EXTRACTED DATA Start Marker

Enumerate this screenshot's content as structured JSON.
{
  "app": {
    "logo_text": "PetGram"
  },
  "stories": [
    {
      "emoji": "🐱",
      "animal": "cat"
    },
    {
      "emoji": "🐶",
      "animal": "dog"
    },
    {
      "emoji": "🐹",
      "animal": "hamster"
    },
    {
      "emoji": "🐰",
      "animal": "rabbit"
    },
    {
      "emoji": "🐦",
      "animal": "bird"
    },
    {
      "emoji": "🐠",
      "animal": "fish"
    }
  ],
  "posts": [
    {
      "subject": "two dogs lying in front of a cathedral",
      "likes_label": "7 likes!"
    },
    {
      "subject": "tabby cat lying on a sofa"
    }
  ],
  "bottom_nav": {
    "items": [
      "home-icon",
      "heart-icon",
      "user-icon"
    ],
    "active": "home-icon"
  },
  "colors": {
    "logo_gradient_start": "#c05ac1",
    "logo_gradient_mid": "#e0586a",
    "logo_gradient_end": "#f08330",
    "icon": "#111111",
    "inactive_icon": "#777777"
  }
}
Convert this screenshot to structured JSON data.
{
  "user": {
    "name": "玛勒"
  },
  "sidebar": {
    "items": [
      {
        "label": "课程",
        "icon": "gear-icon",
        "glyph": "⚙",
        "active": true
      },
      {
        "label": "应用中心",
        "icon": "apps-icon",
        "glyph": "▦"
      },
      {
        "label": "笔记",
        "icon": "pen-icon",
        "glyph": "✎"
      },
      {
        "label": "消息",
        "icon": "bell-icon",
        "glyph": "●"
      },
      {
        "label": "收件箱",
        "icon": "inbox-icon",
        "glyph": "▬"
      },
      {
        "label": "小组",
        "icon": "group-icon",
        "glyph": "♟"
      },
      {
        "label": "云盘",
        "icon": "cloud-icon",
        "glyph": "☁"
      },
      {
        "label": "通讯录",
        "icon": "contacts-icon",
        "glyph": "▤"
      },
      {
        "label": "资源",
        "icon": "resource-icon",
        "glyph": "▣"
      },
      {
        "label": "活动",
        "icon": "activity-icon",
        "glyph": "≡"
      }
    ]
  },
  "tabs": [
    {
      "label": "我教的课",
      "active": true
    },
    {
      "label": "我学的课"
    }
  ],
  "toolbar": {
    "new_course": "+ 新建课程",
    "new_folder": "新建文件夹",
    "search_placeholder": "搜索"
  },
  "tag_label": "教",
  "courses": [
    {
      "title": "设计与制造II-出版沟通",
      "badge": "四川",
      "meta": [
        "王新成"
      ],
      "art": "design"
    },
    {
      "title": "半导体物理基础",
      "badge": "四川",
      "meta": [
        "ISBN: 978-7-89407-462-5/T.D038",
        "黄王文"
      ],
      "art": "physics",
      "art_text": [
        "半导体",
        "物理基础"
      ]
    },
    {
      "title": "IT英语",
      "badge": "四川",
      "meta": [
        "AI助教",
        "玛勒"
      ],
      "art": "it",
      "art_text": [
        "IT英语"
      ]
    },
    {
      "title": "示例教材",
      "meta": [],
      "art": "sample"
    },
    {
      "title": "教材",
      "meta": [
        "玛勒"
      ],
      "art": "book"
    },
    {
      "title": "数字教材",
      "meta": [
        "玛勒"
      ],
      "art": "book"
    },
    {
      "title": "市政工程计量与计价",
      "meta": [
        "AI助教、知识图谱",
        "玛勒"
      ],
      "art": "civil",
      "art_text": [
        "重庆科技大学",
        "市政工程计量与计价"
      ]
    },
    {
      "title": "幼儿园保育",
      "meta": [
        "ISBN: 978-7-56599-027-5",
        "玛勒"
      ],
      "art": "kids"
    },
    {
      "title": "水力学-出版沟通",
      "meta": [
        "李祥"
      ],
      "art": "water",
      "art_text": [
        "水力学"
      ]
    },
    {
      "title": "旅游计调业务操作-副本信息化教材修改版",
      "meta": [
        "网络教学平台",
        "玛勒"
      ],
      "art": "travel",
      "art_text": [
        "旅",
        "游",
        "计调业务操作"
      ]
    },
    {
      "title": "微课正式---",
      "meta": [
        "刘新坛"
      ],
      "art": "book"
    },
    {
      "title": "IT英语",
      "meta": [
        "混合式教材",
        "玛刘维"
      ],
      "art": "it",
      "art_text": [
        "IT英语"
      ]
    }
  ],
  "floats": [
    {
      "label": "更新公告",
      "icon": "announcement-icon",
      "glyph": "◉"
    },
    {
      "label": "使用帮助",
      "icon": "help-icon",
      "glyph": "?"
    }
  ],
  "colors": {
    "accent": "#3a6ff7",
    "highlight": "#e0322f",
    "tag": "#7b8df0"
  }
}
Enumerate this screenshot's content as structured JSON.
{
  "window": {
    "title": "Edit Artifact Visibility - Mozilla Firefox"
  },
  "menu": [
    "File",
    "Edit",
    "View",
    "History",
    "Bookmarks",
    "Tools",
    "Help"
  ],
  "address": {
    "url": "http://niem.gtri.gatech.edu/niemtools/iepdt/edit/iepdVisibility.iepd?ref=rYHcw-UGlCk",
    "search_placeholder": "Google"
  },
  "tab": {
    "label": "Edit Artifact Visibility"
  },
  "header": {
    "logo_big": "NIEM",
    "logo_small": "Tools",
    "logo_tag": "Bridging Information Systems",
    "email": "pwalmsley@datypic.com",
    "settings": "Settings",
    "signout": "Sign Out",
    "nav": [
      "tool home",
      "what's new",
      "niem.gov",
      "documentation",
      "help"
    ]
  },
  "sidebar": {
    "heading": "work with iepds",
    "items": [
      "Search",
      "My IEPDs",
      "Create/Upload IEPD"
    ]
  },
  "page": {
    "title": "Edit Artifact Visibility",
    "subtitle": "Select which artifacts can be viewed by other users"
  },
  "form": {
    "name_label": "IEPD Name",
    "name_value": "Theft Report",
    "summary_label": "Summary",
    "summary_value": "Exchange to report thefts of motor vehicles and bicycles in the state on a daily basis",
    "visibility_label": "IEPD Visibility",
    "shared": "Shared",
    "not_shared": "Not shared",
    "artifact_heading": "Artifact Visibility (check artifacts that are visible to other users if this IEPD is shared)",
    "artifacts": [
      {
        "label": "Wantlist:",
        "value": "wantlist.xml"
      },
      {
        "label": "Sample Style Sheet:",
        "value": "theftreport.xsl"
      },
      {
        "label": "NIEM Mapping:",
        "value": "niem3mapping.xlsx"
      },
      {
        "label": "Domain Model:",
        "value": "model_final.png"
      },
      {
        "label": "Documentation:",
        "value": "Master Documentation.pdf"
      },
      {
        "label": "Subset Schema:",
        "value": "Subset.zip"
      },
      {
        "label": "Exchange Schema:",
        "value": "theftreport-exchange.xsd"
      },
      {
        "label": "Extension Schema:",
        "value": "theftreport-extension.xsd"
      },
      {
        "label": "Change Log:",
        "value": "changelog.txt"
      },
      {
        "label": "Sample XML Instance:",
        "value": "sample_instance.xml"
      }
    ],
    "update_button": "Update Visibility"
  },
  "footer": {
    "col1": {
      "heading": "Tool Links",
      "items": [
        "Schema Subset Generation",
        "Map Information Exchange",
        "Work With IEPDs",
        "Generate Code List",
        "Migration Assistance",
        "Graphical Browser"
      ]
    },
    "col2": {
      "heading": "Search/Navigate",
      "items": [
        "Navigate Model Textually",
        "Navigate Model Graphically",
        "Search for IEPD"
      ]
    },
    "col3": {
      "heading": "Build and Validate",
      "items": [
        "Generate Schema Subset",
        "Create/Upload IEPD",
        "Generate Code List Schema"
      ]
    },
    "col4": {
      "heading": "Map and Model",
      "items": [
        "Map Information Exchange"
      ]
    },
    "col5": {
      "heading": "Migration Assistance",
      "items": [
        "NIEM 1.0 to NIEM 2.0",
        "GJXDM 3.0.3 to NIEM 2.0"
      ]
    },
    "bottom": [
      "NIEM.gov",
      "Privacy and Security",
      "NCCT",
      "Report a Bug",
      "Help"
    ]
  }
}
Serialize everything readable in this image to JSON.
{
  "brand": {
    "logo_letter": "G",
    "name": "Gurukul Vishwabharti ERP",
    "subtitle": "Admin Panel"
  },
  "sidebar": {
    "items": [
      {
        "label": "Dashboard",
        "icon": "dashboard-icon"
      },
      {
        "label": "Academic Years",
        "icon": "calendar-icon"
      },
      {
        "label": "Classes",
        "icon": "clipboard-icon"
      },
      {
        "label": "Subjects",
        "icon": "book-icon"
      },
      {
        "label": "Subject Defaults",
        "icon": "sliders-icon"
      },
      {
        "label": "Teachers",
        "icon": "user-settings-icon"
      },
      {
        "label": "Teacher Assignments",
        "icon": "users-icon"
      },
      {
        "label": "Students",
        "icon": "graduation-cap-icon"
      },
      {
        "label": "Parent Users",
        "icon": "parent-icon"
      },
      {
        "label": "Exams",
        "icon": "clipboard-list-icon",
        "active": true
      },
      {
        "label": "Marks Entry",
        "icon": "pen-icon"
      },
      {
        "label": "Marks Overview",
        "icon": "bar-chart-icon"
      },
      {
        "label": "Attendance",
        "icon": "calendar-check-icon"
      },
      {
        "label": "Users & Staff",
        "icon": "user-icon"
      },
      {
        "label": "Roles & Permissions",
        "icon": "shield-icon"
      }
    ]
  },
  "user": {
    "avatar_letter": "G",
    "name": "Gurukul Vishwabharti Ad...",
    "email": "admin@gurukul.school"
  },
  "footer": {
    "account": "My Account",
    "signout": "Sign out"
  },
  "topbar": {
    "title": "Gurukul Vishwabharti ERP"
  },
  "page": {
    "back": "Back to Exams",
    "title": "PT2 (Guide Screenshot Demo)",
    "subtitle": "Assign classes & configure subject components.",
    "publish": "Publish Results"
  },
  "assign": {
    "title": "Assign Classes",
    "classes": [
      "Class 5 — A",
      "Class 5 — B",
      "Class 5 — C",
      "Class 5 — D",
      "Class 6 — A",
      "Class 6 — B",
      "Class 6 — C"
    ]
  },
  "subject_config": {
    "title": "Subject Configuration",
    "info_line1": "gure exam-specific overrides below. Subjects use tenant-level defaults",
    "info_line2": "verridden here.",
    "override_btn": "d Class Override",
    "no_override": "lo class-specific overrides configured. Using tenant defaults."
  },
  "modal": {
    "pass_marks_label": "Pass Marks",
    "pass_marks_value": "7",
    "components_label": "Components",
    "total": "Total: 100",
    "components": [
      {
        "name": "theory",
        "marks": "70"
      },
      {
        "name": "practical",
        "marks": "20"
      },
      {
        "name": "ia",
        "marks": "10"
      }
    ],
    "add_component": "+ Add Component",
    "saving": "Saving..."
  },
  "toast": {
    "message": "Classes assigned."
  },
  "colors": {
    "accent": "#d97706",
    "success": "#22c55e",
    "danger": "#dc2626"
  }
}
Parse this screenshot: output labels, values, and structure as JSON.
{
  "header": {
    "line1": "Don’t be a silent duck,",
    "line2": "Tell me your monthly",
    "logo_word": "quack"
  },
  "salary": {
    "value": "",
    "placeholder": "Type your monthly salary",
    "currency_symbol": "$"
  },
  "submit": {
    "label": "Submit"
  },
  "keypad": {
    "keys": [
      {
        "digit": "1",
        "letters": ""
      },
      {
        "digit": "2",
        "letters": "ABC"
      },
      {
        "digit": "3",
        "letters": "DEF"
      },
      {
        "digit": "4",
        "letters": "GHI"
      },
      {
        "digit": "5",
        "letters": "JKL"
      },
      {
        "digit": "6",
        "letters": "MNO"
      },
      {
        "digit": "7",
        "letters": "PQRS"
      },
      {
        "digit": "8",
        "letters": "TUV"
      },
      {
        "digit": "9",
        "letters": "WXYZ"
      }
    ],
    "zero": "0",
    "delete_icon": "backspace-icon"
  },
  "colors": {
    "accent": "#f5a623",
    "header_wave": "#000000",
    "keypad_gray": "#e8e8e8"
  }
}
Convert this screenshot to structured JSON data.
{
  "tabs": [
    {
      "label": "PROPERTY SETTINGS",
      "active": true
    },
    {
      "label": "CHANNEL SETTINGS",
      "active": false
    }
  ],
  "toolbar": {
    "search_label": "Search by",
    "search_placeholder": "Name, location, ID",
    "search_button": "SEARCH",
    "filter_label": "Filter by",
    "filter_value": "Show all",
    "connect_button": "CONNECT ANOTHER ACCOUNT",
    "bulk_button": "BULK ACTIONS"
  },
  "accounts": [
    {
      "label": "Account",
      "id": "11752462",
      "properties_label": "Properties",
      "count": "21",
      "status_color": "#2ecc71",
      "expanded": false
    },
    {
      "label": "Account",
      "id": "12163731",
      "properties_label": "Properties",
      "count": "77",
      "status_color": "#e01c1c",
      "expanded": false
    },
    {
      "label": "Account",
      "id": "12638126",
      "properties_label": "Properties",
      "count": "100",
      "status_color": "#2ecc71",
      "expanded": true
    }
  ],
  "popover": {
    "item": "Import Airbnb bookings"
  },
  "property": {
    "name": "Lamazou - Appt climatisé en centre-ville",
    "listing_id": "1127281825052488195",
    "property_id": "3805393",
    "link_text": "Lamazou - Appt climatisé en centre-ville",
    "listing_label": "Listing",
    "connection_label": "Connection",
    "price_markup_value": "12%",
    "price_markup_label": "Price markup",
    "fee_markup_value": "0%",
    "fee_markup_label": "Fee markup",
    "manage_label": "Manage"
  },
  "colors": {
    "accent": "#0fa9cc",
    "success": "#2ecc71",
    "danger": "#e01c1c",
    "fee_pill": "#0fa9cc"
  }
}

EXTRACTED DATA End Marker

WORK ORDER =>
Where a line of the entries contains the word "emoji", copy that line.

RESULT FOR THIS TASK =>
      "emoji": "🐱",
      "emoji": "🐶",
      "emoji": "🐹",
      "emoji": "🐰",
      "emoji": "🐦",
      "emoji": "🐠",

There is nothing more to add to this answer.